-------- DATA SHOWN

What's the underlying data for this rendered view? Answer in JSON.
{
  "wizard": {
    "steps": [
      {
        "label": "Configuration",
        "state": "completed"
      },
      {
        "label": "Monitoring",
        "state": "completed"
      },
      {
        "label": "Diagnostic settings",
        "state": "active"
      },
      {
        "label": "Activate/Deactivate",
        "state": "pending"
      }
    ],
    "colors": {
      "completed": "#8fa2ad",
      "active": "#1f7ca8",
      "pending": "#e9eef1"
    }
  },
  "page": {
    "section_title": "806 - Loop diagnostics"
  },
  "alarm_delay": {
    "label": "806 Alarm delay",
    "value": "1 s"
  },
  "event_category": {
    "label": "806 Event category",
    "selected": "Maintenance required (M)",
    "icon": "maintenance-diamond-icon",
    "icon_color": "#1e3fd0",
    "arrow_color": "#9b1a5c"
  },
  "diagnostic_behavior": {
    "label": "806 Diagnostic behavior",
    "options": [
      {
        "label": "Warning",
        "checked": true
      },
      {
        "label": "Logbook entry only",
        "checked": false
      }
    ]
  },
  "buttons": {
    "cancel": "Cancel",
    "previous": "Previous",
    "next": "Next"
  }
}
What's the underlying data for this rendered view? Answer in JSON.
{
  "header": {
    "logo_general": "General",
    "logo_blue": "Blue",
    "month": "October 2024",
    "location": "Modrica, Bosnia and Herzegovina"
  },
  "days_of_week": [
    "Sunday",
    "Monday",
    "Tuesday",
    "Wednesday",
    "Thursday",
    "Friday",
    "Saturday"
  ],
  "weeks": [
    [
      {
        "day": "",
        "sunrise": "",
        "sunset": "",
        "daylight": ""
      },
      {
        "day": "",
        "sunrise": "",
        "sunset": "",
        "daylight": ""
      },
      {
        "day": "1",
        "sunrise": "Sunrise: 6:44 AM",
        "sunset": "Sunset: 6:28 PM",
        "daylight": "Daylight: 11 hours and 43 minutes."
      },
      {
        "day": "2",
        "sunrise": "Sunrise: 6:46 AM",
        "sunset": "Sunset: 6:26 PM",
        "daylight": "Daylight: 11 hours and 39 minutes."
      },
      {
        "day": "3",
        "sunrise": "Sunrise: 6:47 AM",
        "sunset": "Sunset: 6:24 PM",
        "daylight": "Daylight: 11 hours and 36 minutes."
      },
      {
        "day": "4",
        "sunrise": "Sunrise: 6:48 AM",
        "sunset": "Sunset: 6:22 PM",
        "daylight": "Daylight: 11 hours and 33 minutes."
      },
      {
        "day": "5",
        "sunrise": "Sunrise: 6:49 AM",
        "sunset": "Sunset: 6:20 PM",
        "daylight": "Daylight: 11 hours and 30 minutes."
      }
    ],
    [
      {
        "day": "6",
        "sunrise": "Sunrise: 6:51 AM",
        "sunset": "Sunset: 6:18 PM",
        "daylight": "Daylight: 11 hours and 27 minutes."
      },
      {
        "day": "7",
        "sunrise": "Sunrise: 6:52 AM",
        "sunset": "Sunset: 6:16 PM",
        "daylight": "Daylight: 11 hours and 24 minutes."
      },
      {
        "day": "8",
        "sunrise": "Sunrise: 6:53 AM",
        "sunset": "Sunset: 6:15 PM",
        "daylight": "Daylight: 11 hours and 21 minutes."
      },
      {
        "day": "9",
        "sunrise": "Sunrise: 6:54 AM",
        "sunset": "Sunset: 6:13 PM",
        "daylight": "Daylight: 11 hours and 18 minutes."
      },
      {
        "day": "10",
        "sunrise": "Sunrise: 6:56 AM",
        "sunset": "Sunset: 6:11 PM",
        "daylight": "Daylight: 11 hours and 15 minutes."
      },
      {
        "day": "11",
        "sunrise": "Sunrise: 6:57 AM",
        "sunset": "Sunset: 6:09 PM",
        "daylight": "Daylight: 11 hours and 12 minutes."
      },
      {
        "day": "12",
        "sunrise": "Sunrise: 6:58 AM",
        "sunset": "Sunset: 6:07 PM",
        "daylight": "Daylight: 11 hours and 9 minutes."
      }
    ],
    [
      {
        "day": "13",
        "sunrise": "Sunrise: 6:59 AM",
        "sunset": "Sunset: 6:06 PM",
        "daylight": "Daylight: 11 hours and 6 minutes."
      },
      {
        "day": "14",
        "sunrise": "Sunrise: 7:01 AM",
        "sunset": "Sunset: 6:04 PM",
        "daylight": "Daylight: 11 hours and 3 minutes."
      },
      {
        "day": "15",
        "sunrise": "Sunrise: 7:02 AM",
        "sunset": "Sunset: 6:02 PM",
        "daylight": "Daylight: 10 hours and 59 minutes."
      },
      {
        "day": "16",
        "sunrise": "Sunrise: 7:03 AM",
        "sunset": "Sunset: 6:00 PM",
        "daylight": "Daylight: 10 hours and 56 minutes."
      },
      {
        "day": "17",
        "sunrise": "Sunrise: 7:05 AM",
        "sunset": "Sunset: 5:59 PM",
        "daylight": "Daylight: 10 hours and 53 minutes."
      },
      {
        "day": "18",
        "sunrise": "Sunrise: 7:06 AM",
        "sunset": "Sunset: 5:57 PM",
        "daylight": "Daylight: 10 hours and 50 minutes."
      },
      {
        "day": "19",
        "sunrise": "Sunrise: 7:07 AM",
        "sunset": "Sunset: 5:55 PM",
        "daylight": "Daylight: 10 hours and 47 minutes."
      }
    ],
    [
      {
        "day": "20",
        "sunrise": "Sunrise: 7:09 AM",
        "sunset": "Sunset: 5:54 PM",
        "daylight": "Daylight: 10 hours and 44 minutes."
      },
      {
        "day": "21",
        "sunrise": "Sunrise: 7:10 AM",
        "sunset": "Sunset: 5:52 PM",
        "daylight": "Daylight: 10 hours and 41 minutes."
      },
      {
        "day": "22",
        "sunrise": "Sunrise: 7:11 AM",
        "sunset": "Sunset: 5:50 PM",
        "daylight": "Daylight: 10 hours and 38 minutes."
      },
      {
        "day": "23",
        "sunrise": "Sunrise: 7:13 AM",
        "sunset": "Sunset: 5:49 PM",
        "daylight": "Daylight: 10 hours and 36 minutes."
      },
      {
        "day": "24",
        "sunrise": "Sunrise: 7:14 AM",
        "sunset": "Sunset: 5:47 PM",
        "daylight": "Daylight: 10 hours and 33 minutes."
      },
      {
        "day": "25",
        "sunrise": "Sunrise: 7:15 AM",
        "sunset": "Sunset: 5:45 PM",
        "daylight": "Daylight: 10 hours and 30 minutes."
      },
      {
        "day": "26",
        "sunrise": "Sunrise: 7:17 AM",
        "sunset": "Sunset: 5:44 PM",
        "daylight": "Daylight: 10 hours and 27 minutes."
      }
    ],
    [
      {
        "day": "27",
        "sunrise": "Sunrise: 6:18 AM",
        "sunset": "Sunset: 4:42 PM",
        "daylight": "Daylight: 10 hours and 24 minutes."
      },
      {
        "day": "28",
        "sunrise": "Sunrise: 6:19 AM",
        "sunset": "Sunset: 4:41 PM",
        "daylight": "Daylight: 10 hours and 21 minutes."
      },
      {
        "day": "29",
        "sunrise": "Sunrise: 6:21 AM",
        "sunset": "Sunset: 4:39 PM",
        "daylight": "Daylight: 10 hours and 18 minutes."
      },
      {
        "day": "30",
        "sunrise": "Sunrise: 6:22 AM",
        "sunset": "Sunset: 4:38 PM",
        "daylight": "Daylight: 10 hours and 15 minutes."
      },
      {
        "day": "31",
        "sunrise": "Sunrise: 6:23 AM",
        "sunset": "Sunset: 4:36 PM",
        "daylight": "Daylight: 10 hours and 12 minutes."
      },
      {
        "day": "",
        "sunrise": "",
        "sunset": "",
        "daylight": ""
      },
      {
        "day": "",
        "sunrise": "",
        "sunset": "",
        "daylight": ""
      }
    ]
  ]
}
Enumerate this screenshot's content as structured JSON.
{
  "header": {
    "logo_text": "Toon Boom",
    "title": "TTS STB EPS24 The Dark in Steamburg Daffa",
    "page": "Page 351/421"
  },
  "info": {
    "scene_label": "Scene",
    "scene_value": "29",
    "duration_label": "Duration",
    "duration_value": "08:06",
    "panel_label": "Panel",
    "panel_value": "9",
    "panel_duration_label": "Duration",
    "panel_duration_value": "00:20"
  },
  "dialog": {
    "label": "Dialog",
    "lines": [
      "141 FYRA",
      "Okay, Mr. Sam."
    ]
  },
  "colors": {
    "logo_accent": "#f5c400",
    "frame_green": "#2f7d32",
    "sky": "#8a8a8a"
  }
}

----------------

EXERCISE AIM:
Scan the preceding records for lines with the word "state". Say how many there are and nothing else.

WRITTEN SOLUTION:
4